What are Spirit Wax Moulds?
If a hand or foot is dipped into melted paraffin-wax and withdrawn, a thin layer of wax adheres to the appendage and creates a thin glove-like waxen mould. The thickness of the mould is increased by repeated alternating paraffin-wax and cold water immersions. It was generally claimed by Spiritualists that a human hand or foot cannot be withdrawn from the waxen mould without distorting and rupturing it, especially if fingers are crossed or interwoven. Spiritualist mediums have demonstrated that a full or partially formed materialised spirit could produce such a mould by using their ectoplasmic limbs. Once the mould was complete, the appendage could simply be removed by de materialising it; thus leaving a fragile, but detailed mould of their hand or foot.

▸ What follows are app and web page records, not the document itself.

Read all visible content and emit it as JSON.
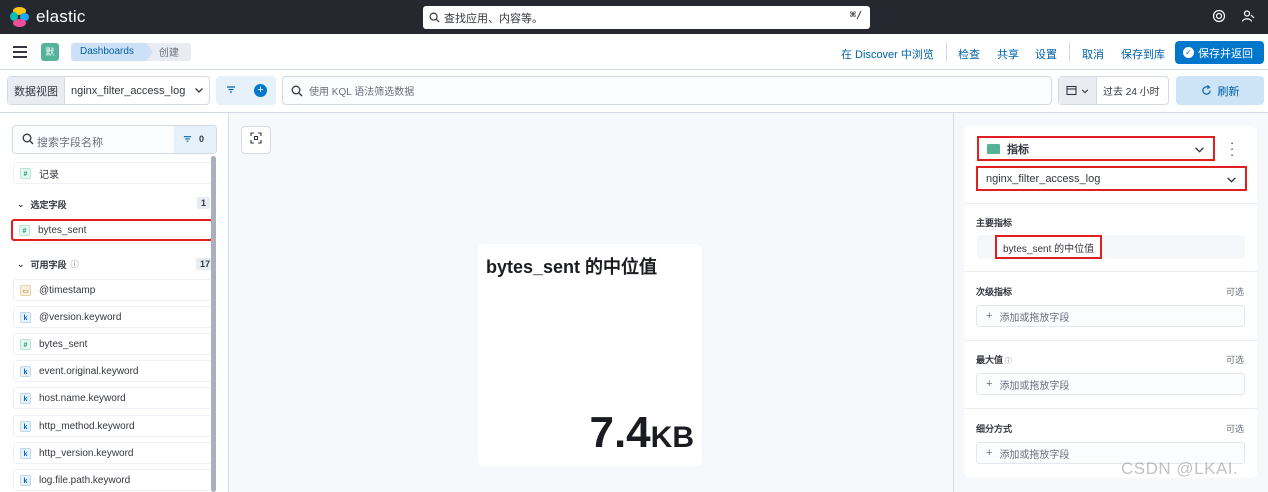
{
  "topbar": {
    "brand": "elastic",
    "search_placeholder": "查找应用、内容等。",
    "shortcut": "⌘/",
    "help_icon": "help-icon",
    "user_icon": "user-menu-icon"
  },
  "header": {
    "app_badge": "默",
    "breadcrumbs": [
      "Dashboards",
      "创建"
    ],
    "links": {
      "discover": "在 Discover 中浏览",
      "inspect": "检查",
      "share": "共享",
      "settings": "设置",
      "cancel": "取消",
      "save_to_library": "保存到库"
    },
    "save_and_return": "保存并返回"
  },
  "query": {
    "data_view_label": "数据视图",
    "data_view_value": "nginx_filter_access_log",
    "kql_placeholder": "使用 KQL 语法筛选数据",
    "time_range": "过去 24 小时",
    "refresh": "刷新"
  },
  "fields": {
    "search_placeholder": "搜索字段名称",
    "filter_count": "0",
    "records": "记录",
    "selected_header": "选定字段",
    "selected_count": "1",
    "selected": [
      {
        "name": "bytes_sent",
        "type": "number"
      }
    ],
    "available_header": "可用字段",
    "available_count": "17",
    "available": [
      {
        "name": "@timestamp",
        "type": "date"
      },
      {
        "name": "@version.keyword",
        "type": "keyword"
      },
      {
        "name": "bytes_sent",
        "type": "number"
      },
      {
        "name": "event.original.keyword",
        "type": "keyword"
      },
      {
        "name": "host.name.keyword",
        "type": "keyword"
      },
      {
        "name": "http_method.keyword",
        "type": "keyword"
      },
      {
        "name": "http_version.keyword",
        "type": "keyword"
      },
      {
        "name": "log.file.path.keyword",
        "type": "keyword"
      }
    ]
  },
  "metric": {
    "title": "bytes_sent 的中位值",
    "value": "7.4",
    "unit": "KB"
  },
  "config": {
    "vis_type": "指标",
    "data_view": "nginx_filter_access_log",
    "primary_label": "主要指标",
    "primary_value": "bytes_sent 的中位值",
    "secondary_label": "次级指标",
    "max_label": "最大值",
    "breakdown_label": "细分方式",
    "optional": "可选",
    "add_field": "添加或拖放字段"
  },
  "watermark": "CSDN @LKAI.",
  "colors": {
    "accent": "#0077cc",
    "highlight_box": "#e02020",
    "topbar": "#25282f"
  }
}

All the moulds are extremely thin, their walls, measured by
callipers, were not more than 1 millimetre thick on the dorsal and
lateral regions. On the palms the thickness was 2 or 3 millimetres,
and there were crumbs of paraffin, showing that these had
accumulated under the hand by their own weight. In some
places the walls were even thinner, so thin as to split in hardening,
leaving small cracks from which a little plaster escaped in.